#### ACTIVITY:
Would you mind restating all of the records word for word, skipping the pictures?

**** RECORDS TO USE ****

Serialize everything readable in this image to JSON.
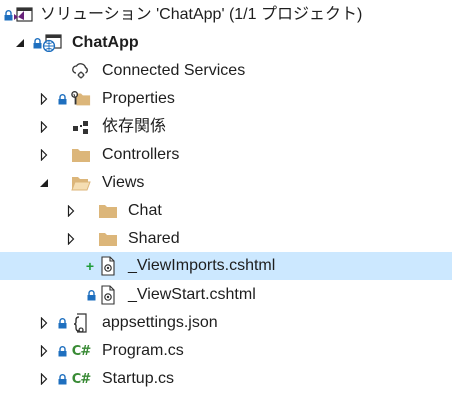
{
  "tree": {
    "solution": {
      "label": "ソリューション 'ChatApp' (1/1 プロジェクト)",
      "icon": "solution-icon"
    },
    "project": {
      "label": "ChatApp",
      "icon": "web-project-icon",
      "expanded": true
    },
    "connected_services": {
      "label": "Connected Services",
      "icon": "cloud-gear-icon"
    },
    "properties": {
      "label": "Properties",
      "icon": "properties-folder-icon"
    },
    "dependencies": {
      "label": "依存関係",
      "icon": "dependencies-icon"
    },
    "controllers": {
      "label": "Controllers",
      "icon": "folder-icon"
    },
    "views": {
      "label": "Views",
      "icon": "folder-open-icon",
      "expanded": true
    },
    "chat": {
      "label": "Chat",
      "icon": "folder-icon"
    },
    "shared": {
      "label": "Shared",
      "icon": "folder-icon"
    },
    "viewimports": {
      "label": "_ViewImports.cshtml",
      "icon": "razor-file-icon",
      "selected": true,
      "status": "added"
    },
    "viewstart": {
      "label": "_ViewStart.cshtml",
      "icon": "razor-file-icon"
    },
    "appsettings": {
      "label": "appsettings.json",
      "icon": "json-file-icon"
    },
    "program": {
      "label": "Program.cs",
      "icon": "csharp-file-icon",
      "icon_text": "C#"
    },
    "startup": {
      "label": "Startup.cs",
      "icon": "csharp-file-icon",
      "icon_text": "C#"
    }
  },
  "colors": {
    "selection": "#cce8ff",
    "folder": "#dcb67a",
    "lock": "#1e6fbf",
    "added": "#1f9d3a",
    "csharp": "#388a34"
  }
}
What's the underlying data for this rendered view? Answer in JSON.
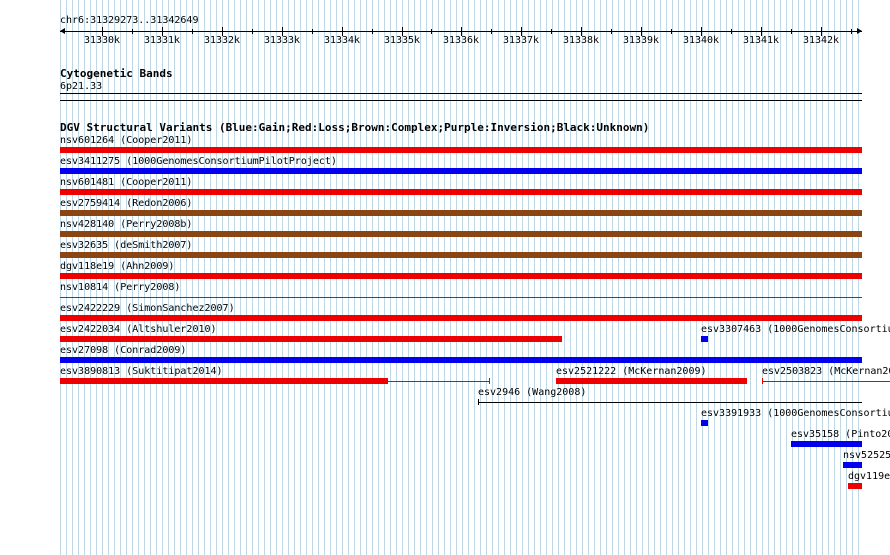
{
  "ruler": {
    "position": "chr6:31329273..31342649",
    "ticks": [
      "31330k",
      "31331k",
      "31332k",
      "31333k",
      "31334k",
      "31335k",
      "31336k",
      "31337k",
      "31338k",
      "31339k",
      "31340k",
      "31341k",
      "31342k"
    ]
  },
  "cytoband": {
    "title": "Cytogenetic Bands",
    "band": "6p21.33"
  },
  "dgv": {
    "title": "DGV Structural Variants (Blue:Gain;Red:Loss;Brown:Complex;Purple:Inversion;Black:Unknown)",
    "colors": {
      "gain": "#0000ee",
      "loss": "#ee0000",
      "complex": "#8b4513",
      "unknown": "#000000"
    },
    "features": [
      {
        "label": "nsv601264 (Cooper2011)",
        "type": "loss"
      },
      {
        "label": "esv3411275 (1000GenomesConsortiumPilotProject)",
        "type": "gain"
      },
      {
        "label": "nsv601481 (Cooper2011)",
        "type": "loss"
      },
      {
        "label": "esv2759414 (Redon2006)",
        "type": "complex"
      },
      {
        "label": "nsv428140 (Perry2008b)",
        "type": "complex"
      },
      {
        "label": "esv32635 (deSmith2007)",
        "type": "complex"
      },
      {
        "label": "dgv118e19 (Ahn2009)",
        "type": "loss"
      },
      {
        "label": "nsv10814 (Perry2008)",
        "type": "loss"
      },
      {
        "label": "esv2422229 (SimonSanchez2007)",
        "type": "loss"
      },
      {
        "label": "esv2422034 (Altshuler2010)",
        "type": "loss"
      },
      {
        "label": "esv3307463 (1000GenomesConsortiu",
        "type": "gain"
      },
      {
        "label": "esv27098 (Conrad2009)",
        "type": "gain"
      },
      {
        "label": "esv3890813 (Suktitipat2014)",
        "type": "loss"
      },
      {
        "label": "esv2521222 (McKernan2009)",
        "type": "loss"
      },
      {
        "label": "esv2503823 (McKernan20",
        "type": "loss"
      },
      {
        "label": "esv2946 (Wang2008)",
        "type": "unknown"
      },
      {
        "label": "esv3391933 (1000GenomesConsortiu",
        "type": "gain"
      },
      {
        "label": "esv35158 (Pinto20",
        "type": "gain"
      },
      {
        "label": "nsv52525",
        "type": "gain"
      },
      {
        "label": "dgv119e",
        "type": "loss"
      }
    ]
  }
}
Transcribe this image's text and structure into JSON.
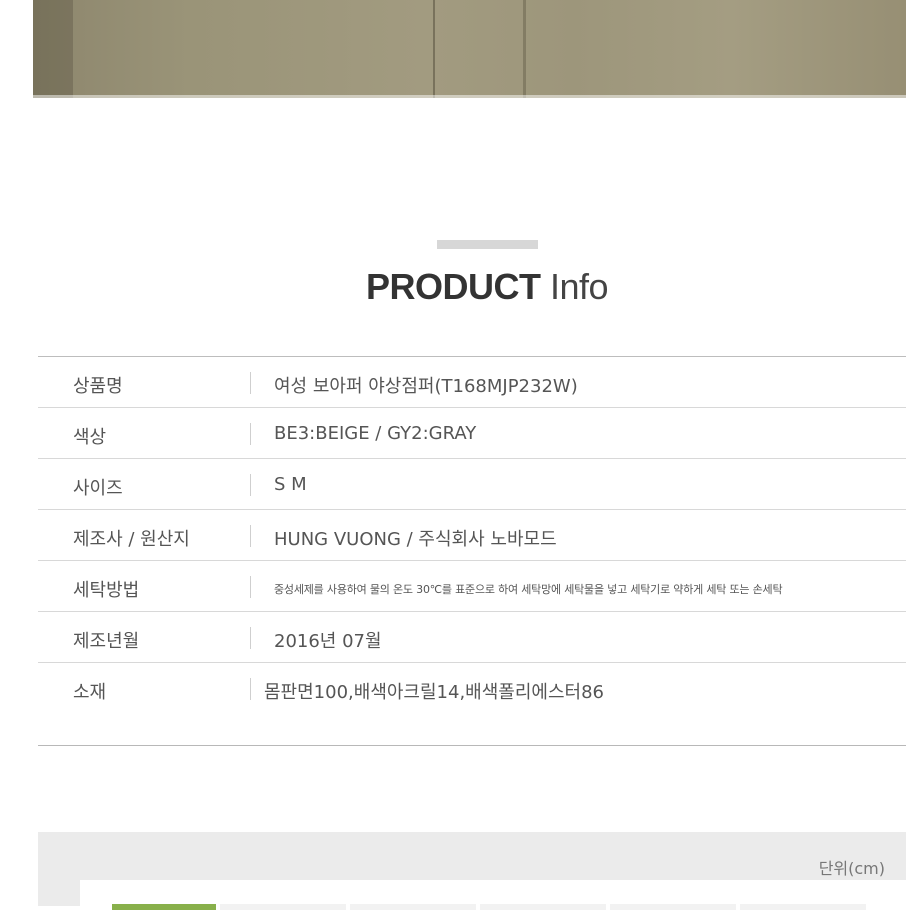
{
  "section_title": {
    "strong": "PRODUCT",
    "light": "Info"
  },
  "info_rows": [
    {
      "label": "상품명",
      "value": "여성 보아퍼 야상점퍼(T168MJP232W)"
    },
    {
      "label": "색상",
      "value": "BE3:BEIGE / GY2:GRAY"
    },
    {
      "label": "사이즈",
      "value": "S M"
    },
    {
      "label": "제조사 / 원산지",
      "value": "HUNG VUONG / 주식회사 노바모드"
    },
    {
      "label": "세탁방법",
      "value": "중성세제를 사용하여 물의 온도 30℃를 표준으로 하여 세탁망에 세탁물을 넣고 세탁기로 약하게 세탁 또는 손세탁"
    },
    {
      "label": "제조년월",
      "value": "2016년 07월"
    },
    {
      "label": "소재",
      "value": "몸판면100,배색아크릴14,배색폴리에스터86"
    }
  ],
  "size_chart": {
    "unit_label": "단위(cm)"
  },
  "colors": {
    "accent_green": "#88b04b",
    "photo_khaki": "#9d967b"
  }
}
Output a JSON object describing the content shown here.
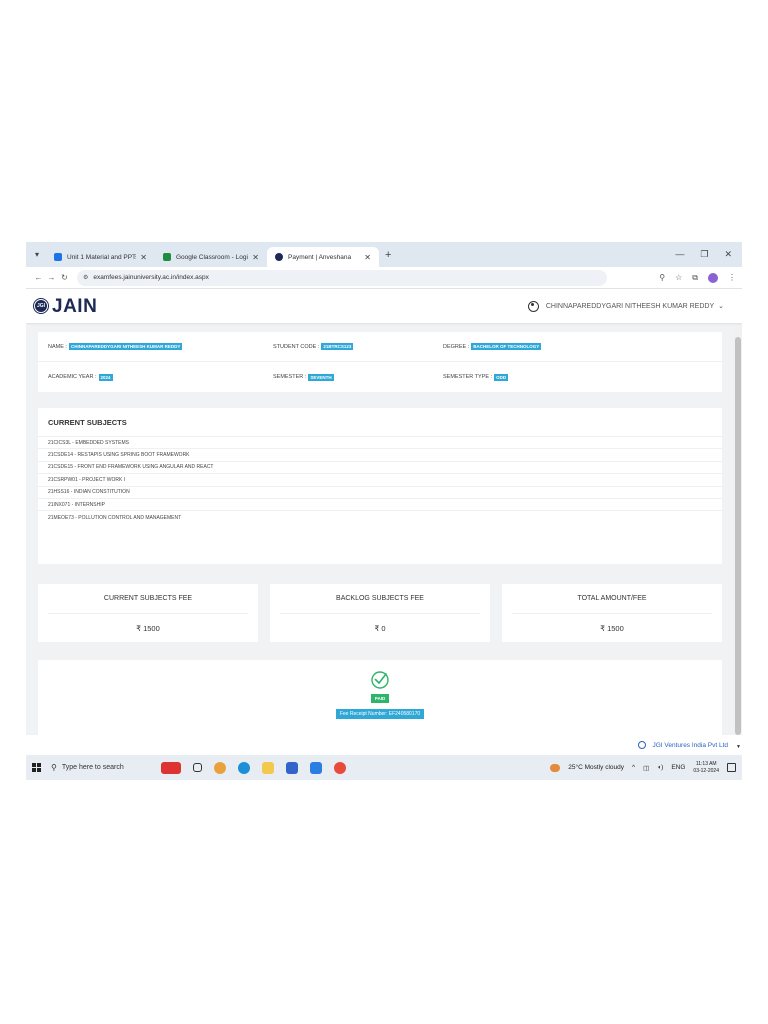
{
  "browser": {
    "tabs": [
      {
        "label": "Unit 1 Material and PPTs",
        "icon": "docs-icon",
        "color": "#1a73e8"
      },
      {
        "label": "Google Classroom - Login",
        "icon": "classroom-icon",
        "color": "#1e8e3e"
      },
      {
        "label": "Payment | Anveshana",
        "icon": "site-icon",
        "color": "#1c2a55"
      }
    ],
    "new_tab": "+",
    "url": "examfees.jainuniversity.ac.in/index.aspx"
  },
  "header": {
    "logo_badge": "JGI",
    "logo_text": "JAIN",
    "user_name": "CHINNAPAREDDYGARI NITHEESH KUMAR REDDY"
  },
  "student": {
    "name_label": "NAME :",
    "name_value": "CHINNAPAREDDYGARI NITHEESH KUMAR REDDY",
    "code_label": "STUDENT CODE :",
    "code_value": "21BTRCS123",
    "degree_label": "DEGREE :",
    "degree_value": "BACHELOR OF TECHNOLOGY",
    "year_label": "ACADEMIC YEAR :",
    "year_value": "2024",
    "semester_label": "SEMESTER :",
    "semester_value": "SEVENTH",
    "semtype_label": "SEMESTER TYPE :",
    "semtype_value": "ODD"
  },
  "subjects": {
    "title": "CURRENT SUBJECTS",
    "items": [
      "21CICS3L - EMBEDDED SYSTEMS",
      "21CSDE14 - RESTAPIS USING SPRING BOOT FRAMEWORK",
      "21CSDE15 - FRONT END FRAMEWORK USING ANGULAR AND REACT",
      "21CSRPW01 - PROJECT WORK I",
      "21HSS16 - INDIAN CONSTITUTION",
      "21INX071 - INTERNSHIP",
      "21MEOE73 - POLLUTION CONTROL AND MANAGEMENT"
    ]
  },
  "fees": {
    "current_label": "CURRENT SUBJECTS FEE",
    "current_value": "₹ 1500",
    "backlog_label": "BACKLOG SUBJECTS FEE",
    "backlog_value": "₹ 0",
    "total_label": "TOTAL AMOUNT/FEE",
    "total_value": "₹ 1500"
  },
  "payment": {
    "status": "PAID",
    "receipt": "Fee Receipt Number: EF240580170"
  },
  "footer": {
    "brand": "JGI Ventures India Pvt Ltd"
  },
  "taskbar": {
    "search_placeholder": "Type here to search",
    "weather": "25°C  Mostly cloudy",
    "lang": "ENG",
    "time": "11:13 AM",
    "date": "03-12-2024"
  },
  "colors": {
    "badge": "#2fa8d8",
    "paid": "#2db56a",
    "brand_navy": "#1c2a55"
  }
}
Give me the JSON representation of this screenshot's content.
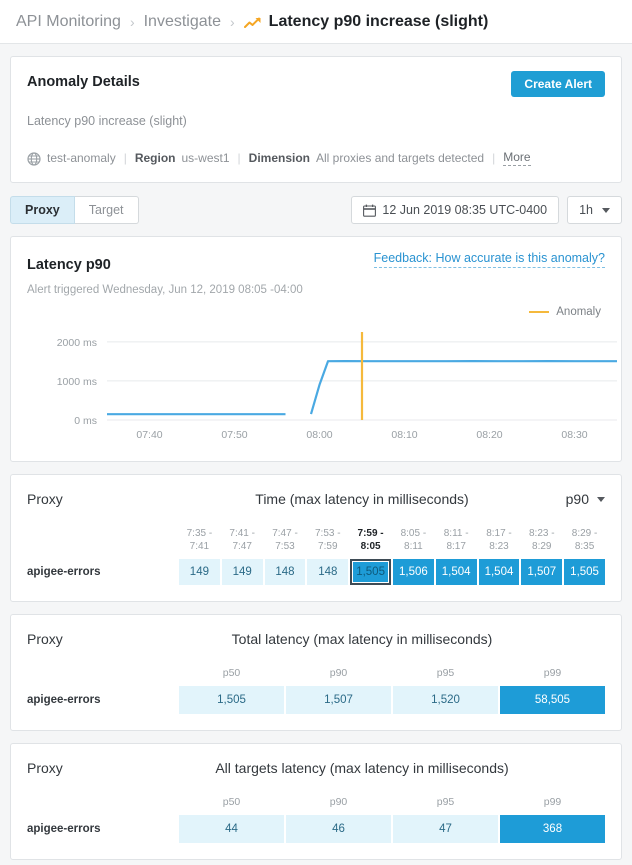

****

#### EXERCISE ANSWER:
Serialize everything readable in this image to JSON.
{
  "tree": {
    "solution": {
      "label": "ソリューション 'ChatApp' (1/1 プロジェクト)",
      "icon": "solution-icon"
    },
    "project": {
      "label": "ChatApp",
      "icon": "web-project-icon",
      "expanded": true
    },
    "connected_services": {
      "label": "Connected Services",
      "icon": "cloud-gear-icon"
    },
    "properties": {
      "label": "Properties",
      "icon": "properties-folder-icon"
    },
    "dependencies": {
      "label": "依存関係",
      "icon": "dependencies-icon"
    },
    "controllers": {
      "label": "Controllers",
      "icon": "folder-icon"
    },
    "views": {
      "label": "Views",
      "icon": "folder-open-icon",
      "expanded": true
    },
    "chat": {
      "label": "Chat",
      "icon": "folder-icon"
    },
    "shared": {
      "label": "Shared",
      "icon": "folder-icon"
    },
    "viewimports": {
      "label": "_ViewImports.cshtml",
      "icon": "razor-file-icon",
      "selected": true,
      "status": "added"
    },
    "viewstart": {
      "label": "_ViewStart.cshtml",
      "icon": "razor-file-icon"
    },
    "appsettings": {
      "label": "appsettings.json",
      "icon": "json-file-icon"
    },
    "program": {
      "label": "Program.cs",
      "icon": "csharp-file-icon",
      "icon_text": "C#"
    },
    "startup": {
      "label": "Startup.cs",
      "icon": "csharp-file-icon",
      "icon_text": "C#"
    }
  },
  "colors": {
    "selection": "#cce8ff",
    "folder": "#dcb67a",
    "lock": "#1e6fbf",
    "added": "#1f9d3a",
    "csharp": "#388a34"
  }
}
What's the underlying data for this rendered view? Answer in JSON.
{
  "ruler": {
    "position": "chr6:31329273..31342649",
    "ticks": [
      "31330k",
      "31331k",
      "31332k",
      "31333k",
      "31334k",
      "31335k",
      "31336k",
      "31337k",
      "31338k",
      "31339k",
      "31340k",
      "31341k",
      "31342k"
    ]
  },
  "cytoband": {
    "title": "Cytogenetic Bands",
    "band": "6p21.33"
  },
  "dgv": {
    "title": "DGV Structural Variants (Blue:Gain;Red:Loss;Brown:Complex;Purple:Inversion;Black:Unknown)",
    "colors": {
      "gain": "#0000ee",
      "loss": "#ee0000",
      "complex": "#8b4513",
      "unknown": "#000000"
    },
    "features": [
      {
        "label": "nsv601264 (Cooper2011)",
        "type": "loss"
      },
      {
        "label": "esv3411275 (1000GenomesConsortiumPilotProject)",
        "type": "gain"
      },
      {
        "label": "nsv601481 (Cooper2011)",
        "type": "loss"
      },
      {
        "label": "esv2759414 (Redon2006)",
        "type": "complex"
      },
      {
        "label": "nsv428140 (Perry2008b)",
        "type": "complex"
      },
      {
        "label": "esv32635 (deSmith2007)",
        "type": "complex"
      },
      {
        "label": "dgv118e19 (Ahn2009)",
        "type": "loss"
      },
      {
        "label": "nsv10814 (Perry2008)",
        "type": "loss"
      },
      {
        "label": "esv2422229 (SimonSanchez2007)",
        "type": "loss"
      },
      {
        "label": "esv2422034 (Altshuler2010)",
        "type": "loss"
      },
      {
        "label": "esv3307463 (1000GenomesConsortiu",
        "type": "gain"
      },
      {
        "label": "esv27098 (Conrad2009)",
        "type": "gain"
      },
      {
        "label": "esv3890813 (Suktitipat2014)",
        "type": "loss"
      },
      {
        "label": "esv2521222 (McKernan2009)",
        "type": "loss"
      },
      {
        "label": "esv2503823 (McKernan20",
        "type": "loss"
      },
      {
        "label": "esv2946 (Wang2008)",
        "type": "unknown"
      },
      {
        "label": "esv3391933 (1000GenomesConsortiu",
        "type": "gain"
      },
      {
        "label": "esv35158 (Pinto20",
        "type": "gain"
      },
      {
        "label": "nsv52525",
        "type": "gain"
      },
      {
        "label": "dgv119e",
        "type": "loss"
      }
    ]
  }
}
Transcribe this image's text and structure into JSON.
{
  "section_title": {
    "strong": "PRODUCT",
    "light": "Info"
  },
  "info_rows": [
    {
      "label": "상품명",
      "value": "여성 보아퍼 야상점퍼(T168MJP232W)"
    },
    {
      "label": "색상",
      "value": "BE3:BEIGE / GY2:GRAY"
    },
    {
      "label": "사이즈",
      "value": "S M"
    },
    {
      "label": "제조사 / 원산지",
      "value": "HUNG VUONG / 주식회사 노바모드"
    },
    {
      "label": "세탁방법",
      "value": "중성세제를 사용하여 물의 온도 30℃를 표준으로 하여 세탁망에 세탁물을 넣고 세탁기로 약하게 세탁 또는 손세탁"
    },
    {
      "label": "제조년월",
      "value": "2016년 07월"
    },
    {
      "label": "소재",
      "value": "몸판면100,배색아크릴14,배색폴리에스터86"
    }
  ],
  "size_chart": {
    "unit_label": "단위(cm)"
  },
  "colors": {
    "accent_green": "#88b04b",
    "photo_khaki": "#9d967b"
  }
}
Output a JSON object describing the content shown here.
{
  "browser": {
    "tabs": [
      {
        "label": "Unit 1 Material and PPTs",
        "icon": "docs-icon",
        "color": "#1a73e8"
      },
      {
        "label": "Google Classroom - Login",
        "icon": "classroom-icon",
        "color": "#1e8e3e"
      },
      {
        "label": "Payment | Anveshana",
        "icon": "site-icon",
        "color": "#1c2a55"
      }
    ],
    "new_tab": "+",
    "url": "examfees.jainuniversity.ac.in/index.aspx"
  },
  "header": {
    "logo_badge": "JGI",
    "logo_text": "JAIN",
    "user_name": "CHINNAPAREDDYGARI NITHEESH KUMAR REDDY"
  },
  "student": {
    "name_label": "NAME :",
    "name_value": "CHINNAPAREDDYGARI NITHEESH KUMAR REDDY",
    "code_label": "STUDENT CODE :",
    "code_value": "21BTRCS123",
    "degree_label": "DEGREE :",
    "degree_value": "BACHELOR OF TECHNOLOGY",
    "year_label": "ACADEMIC YEAR :",
    "year_value": "2024",
    "semester_label": "SEMESTER :",
    "semester_value": "SEVENTH",
    "semtype_label": "SEMESTER TYPE :",
    "semtype_value": "ODD"
  },
  "subjects": {
    "title": "CURRENT SUBJECTS",
    "items": [
      "21CICS3L - EMBEDDED SYSTEMS",
      "21CSDE14 - RESTAPIS USING SPRING BOOT FRAMEWORK",
      "21CSDE15 - FRONT END FRAMEWORK USING ANGULAR AND REACT",
      "21CSRPW01 - PROJECT WORK I",
      "21HSS16 - INDIAN CONSTITUTION",
      "21INX071 - INTERNSHIP",
      "21MEOE73 - POLLUTION CONTROL AND MANAGEMENT"
    ]
  },
  "fees": {
    "current_label": "CURRENT SUBJECTS FEE",
    "current_value": "₹ 1500",
    "backlog_label": "BACKLOG SUBJECTS FEE",
    "backlog_value": "₹ 0",
    "total_label": "TOTAL AMOUNT/FEE",
    "total_value": "₹ 1500"
  },
  "payment": {
    "status": "PAID",
    "receipt": "Fee Receipt Number: EF240580170"
  },
  "footer": {
    "brand": "JGI Ventures India Pvt Ltd"
  },
  "taskbar": {
    "search_placeholder": "Type here to search",
    "weather": "25°C  Mostly cloudy",
    "lang": "ENG",
    "time": "11:13 AM",
    "date": "03-12-2024"
  },
  "colors": {
    "badge": "#2fa8d8",
    "paid": "#2db56a",
    "brand_navy": "#1c2a55"
  }
}
Give me the JSON representation of this screenshot's content.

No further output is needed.